[Start of section]
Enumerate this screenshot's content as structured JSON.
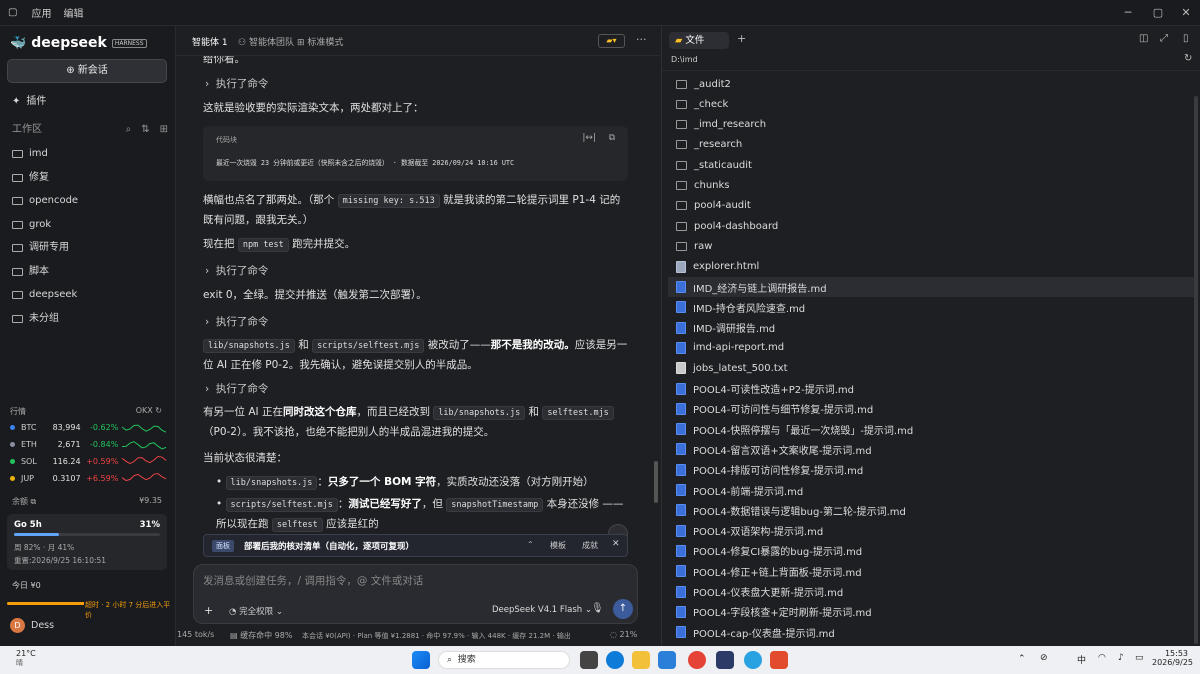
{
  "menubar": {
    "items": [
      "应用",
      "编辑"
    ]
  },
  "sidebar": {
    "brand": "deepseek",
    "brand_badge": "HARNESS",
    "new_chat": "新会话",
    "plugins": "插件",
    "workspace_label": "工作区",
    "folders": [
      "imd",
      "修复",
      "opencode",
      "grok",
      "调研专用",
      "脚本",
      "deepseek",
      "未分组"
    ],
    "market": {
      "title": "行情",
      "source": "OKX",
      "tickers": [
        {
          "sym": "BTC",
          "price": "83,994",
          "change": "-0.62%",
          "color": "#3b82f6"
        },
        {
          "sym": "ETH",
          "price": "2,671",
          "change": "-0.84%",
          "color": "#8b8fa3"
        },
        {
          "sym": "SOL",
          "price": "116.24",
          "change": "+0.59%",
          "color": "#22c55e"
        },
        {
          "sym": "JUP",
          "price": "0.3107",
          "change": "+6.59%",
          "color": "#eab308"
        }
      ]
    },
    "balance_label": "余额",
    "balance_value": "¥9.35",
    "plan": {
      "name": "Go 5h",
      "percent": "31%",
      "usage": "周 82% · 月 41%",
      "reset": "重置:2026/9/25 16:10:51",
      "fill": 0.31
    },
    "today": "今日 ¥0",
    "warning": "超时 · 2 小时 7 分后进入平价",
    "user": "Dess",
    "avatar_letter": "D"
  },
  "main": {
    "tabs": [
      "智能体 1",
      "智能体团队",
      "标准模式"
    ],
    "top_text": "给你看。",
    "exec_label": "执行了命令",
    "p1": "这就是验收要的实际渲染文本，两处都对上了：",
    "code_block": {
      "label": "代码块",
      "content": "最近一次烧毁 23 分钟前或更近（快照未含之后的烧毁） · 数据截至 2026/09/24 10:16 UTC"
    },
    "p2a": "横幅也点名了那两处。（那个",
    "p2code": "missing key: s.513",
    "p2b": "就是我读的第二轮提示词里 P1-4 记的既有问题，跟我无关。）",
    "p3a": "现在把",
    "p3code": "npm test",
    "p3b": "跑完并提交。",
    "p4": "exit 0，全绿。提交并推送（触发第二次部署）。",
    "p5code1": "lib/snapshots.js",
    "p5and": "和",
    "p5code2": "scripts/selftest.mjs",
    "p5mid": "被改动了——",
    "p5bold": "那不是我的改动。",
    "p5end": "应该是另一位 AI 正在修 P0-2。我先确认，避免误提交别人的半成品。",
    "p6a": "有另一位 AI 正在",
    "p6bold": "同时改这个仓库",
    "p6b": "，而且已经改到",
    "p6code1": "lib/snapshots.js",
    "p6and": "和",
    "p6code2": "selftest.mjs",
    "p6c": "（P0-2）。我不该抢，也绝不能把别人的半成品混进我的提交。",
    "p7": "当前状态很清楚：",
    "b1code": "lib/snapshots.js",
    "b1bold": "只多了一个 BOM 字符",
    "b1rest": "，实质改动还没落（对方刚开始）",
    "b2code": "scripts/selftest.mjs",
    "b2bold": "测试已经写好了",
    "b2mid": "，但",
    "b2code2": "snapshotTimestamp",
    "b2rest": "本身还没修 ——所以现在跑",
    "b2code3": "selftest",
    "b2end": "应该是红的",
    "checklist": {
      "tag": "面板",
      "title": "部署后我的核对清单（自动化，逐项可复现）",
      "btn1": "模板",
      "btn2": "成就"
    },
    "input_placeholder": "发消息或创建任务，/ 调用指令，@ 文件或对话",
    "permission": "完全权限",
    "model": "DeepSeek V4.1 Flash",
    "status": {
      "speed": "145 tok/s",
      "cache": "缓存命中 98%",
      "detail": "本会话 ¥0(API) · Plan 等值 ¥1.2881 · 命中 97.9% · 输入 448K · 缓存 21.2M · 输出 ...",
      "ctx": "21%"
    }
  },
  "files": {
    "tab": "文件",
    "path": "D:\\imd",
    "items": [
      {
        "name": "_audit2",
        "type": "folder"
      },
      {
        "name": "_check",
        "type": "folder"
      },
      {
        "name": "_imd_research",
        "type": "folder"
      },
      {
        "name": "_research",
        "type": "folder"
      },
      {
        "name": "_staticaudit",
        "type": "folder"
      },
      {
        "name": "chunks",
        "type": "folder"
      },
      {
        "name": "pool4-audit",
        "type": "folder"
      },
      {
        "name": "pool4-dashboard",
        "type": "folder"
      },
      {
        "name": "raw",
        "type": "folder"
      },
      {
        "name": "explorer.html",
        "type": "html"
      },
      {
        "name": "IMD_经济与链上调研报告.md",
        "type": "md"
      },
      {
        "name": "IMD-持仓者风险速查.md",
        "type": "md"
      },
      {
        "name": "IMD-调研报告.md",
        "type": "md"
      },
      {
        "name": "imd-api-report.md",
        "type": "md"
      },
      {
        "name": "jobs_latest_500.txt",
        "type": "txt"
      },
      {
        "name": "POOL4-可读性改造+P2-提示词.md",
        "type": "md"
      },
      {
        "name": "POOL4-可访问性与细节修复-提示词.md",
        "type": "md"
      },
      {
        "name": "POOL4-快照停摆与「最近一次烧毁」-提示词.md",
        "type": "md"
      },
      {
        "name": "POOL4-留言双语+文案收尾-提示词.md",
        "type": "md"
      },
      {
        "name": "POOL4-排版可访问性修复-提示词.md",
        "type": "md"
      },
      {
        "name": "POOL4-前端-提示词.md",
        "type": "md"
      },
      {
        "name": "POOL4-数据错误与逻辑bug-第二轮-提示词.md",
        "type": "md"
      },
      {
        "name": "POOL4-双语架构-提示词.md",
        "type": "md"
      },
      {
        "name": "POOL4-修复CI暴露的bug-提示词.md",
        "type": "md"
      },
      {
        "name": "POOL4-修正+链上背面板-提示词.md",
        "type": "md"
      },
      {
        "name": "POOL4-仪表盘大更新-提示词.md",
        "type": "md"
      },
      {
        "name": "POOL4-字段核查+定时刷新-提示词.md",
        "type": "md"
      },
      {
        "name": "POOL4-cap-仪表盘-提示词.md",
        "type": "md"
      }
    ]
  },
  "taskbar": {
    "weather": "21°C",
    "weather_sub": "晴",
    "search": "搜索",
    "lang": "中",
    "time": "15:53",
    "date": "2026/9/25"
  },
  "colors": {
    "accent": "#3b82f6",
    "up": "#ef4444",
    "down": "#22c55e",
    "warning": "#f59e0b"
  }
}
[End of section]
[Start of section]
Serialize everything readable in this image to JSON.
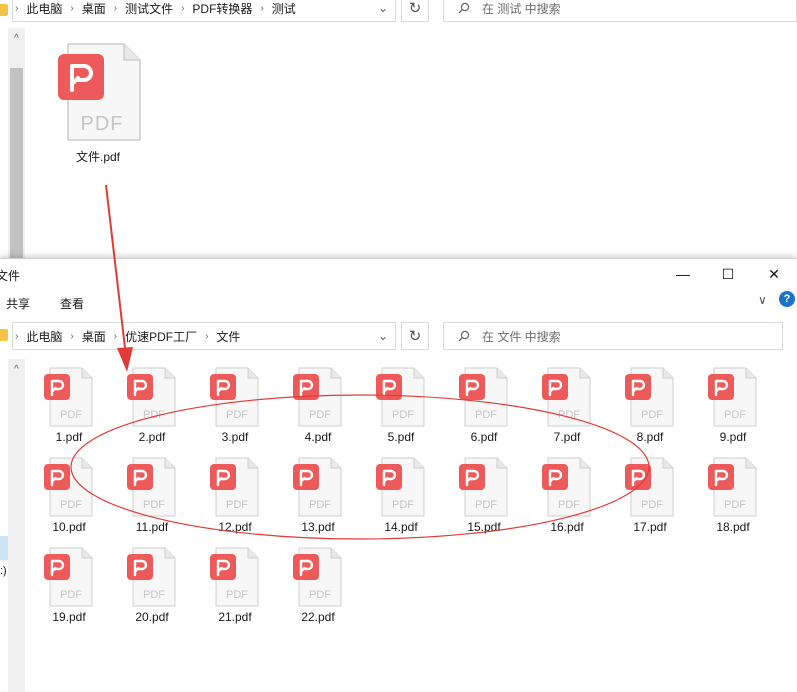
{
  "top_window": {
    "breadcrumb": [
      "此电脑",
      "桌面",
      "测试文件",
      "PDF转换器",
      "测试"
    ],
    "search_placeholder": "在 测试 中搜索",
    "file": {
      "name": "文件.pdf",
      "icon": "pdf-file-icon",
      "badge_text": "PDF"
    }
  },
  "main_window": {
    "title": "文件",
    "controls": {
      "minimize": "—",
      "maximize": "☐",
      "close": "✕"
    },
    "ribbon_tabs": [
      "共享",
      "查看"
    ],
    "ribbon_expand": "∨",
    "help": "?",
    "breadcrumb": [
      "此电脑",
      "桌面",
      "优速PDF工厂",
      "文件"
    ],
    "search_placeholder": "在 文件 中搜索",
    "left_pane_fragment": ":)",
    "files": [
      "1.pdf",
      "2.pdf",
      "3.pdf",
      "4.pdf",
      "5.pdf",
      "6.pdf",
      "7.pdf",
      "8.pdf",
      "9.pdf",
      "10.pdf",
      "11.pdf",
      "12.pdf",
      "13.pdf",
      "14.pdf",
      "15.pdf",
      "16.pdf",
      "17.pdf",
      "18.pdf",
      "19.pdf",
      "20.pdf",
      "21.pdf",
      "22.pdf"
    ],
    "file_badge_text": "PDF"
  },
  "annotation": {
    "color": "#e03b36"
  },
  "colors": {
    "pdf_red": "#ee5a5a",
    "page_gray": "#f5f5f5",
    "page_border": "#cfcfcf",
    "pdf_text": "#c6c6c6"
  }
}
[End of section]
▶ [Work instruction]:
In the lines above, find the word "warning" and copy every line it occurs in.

▶ [Response to the exercise]:
    "warning": "超时 · 2 小时 7 分后进入平价",
    "warning": "#f59e0b"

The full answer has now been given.